The analysis of failed obviousness and anticipation challenges above does not take into account the number of prior art references that are asserted in support of each challenge. Given that petitioners are challenging only a single claim, they are at liberty to use the full word count to cast a wide net and propose multiple grounds of unpatentability against that single claim. Petitioners also have the luxury of space to develop background and provide detailed explanations. Rather than word limits, the difficulty petitioners are having in successfully challenging design patents seems to come from their failure to assert prior art that is similar enough to the claimed design. Other signs of this are the efforts by petitioners to challenge priority entitlement and assert intervening art. Ultimately, these difficulties support that design patents are not inherently more vulnerable to prior art attacks than their utility counterparts.
In addition to undermining the misconception that design patents are more vulnerable to prior art attacks, these statistics reflect positively on the quality of original examination. In one notable example, the board denied institution based on 35 U.S.C. § 325(d), which gives the board discretion to deny institution if “the same or substantially the same prior art or arguments previously were presented to the Office.” In that case, the board found that the asserted grounds with respect to priority entitlement, anticipation, and obviousness were already considered during original examination and the board saw no “reasoning or argument as to why we should revisit the Office’s determinations.” Giving deference to findings made during original examination is fairly rare at the PTAB. As such, this exercise of discretion is notable.
A low institution rate has strategic implications from an enforcement standpoint, both in terms of avoiding a stay and undercutting the invalidity contentions of accused infringers.
From an enforcement perspective, the data shows that design patents are escaping trial at the PTAB significantly more often than their utility counterparts. This has certain strategic implications.
First, a failed attempt to challenge the validity of a design patent asserted in a parallel enforcement action will avoid a stay of the enforcement action pending review by the PTAB. Generally speaking, this is something patent holders are unlikely to experience if the PTAB institutes trial, although stay rates vary widely depending on the jurisdiction.
Second, any failed patentability challenge before the PTAB, given its more generous claim construction standard and burden of proof, is likely to chill confidence in any invalidity contentions before the district court. Third, surviving institution suggests that there is not a substantial question of validity, something that may help secure a preliminary injunction or promote settlement.
In sum, the strength of design patents, and their notable ability to survive post-grant attacks before the PTAB, is good news for patent holders at a time when so many are facing major setbacks, both at the PTAB and in district court.

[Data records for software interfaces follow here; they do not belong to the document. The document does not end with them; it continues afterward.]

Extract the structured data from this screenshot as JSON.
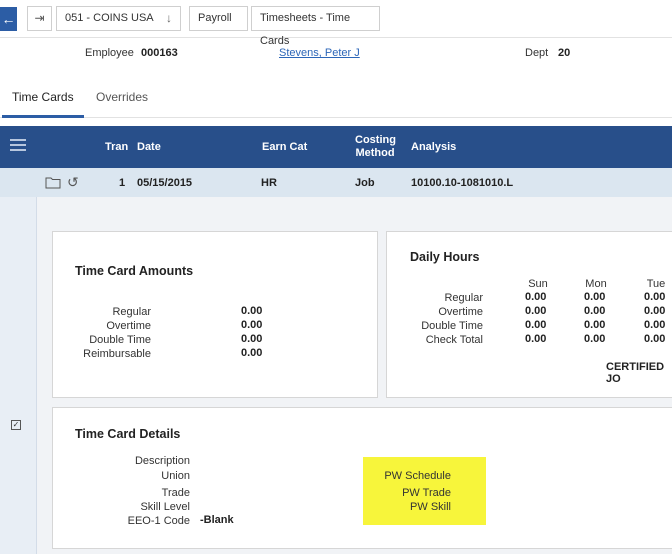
{
  "breadcrumb": {
    "back_icon": "arrow-left-icon",
    "nav_icon": "enter-icon",
    "company": "051 - COINS USA",
    "module": "Payroll",
    "page": "Timesheets - Time Cards"
  },
  "employee": {
    "label": "Employee",
    "number": "000163",
    "name": "Stevens, Peter J",
    "dept_label": "Dept",
    "dept_value": "20"
  },
  "tabs": [
    {
      "label": "Time Cards",
      "active": true
    },
    {
      "label": "Overrides",
      "active": false
    }
  ],
  "grid": {
    "headers": {
      "tran": "Tran",
      "date": "Date",
      "earn_cat": "Earn Cat",
      "costing_line1": "Costing",
      "costing_line2": "Method",
      "analysis": "Analysis"
    },
    "row": {
      "tran": "1",
      "date": "05/15/2015",
      "earn_cat": "HR",
      "costing": "Job",
      "analysis": "10100.10-1081010.L"
    }
  },
  "amounts": {
    "title": "Time Card Amounts",
    "rows": [
      {
        "label": "Regular",
        "value": "0.00"
      },
      {
        "label": "Overtime",
        "value": "0.00"
      },
      {
        "label": "Double Time",
        "value": "0.00"
      },
      {
        "label": "Reimbursable",
        "value": "0.00"
      }
    ]
  },
  "daily": {
    "title": "Daily Hours",
    "days": [
      "Sun",
      "Mon",
      "Tue"
    ],
    "rows": [
      {
        "label": "Regular",
        "values": [
          "0.00",
          "0.00",
          "0.00"
        ]
      },
      {
        "label": "Overtime",
        "values": [
          "0.00",
          "0.00",
          "0.00"
        ]
      },
      {
        "label": "Double Time",
        "values": [
          "0.00",
          "0.00",
          "0.00"
        ]
      },
      {
        "label": "Check Total",
        "values": [
          "0.00",
          "0.00",
          "0.00"
        ]
      }
    ],
    "certified": "CERTIFIED JO"
  },
  "details": {
    "title": "Time Card Details",
    "labels": [
      "Description",
      "Union",
      "Trade",
      "Skill Level",
      "EEO-1 Code"
    ],
    "eeo_value": "-Blank",
    "pw_schedule": "PW Schedule",
    "pw_trade": "PW Trade",
    "pw_skill": "PW Skill"
  }
}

That quality examination has yielded strong and enforceable design patent rights reflects positively on that system as a whole.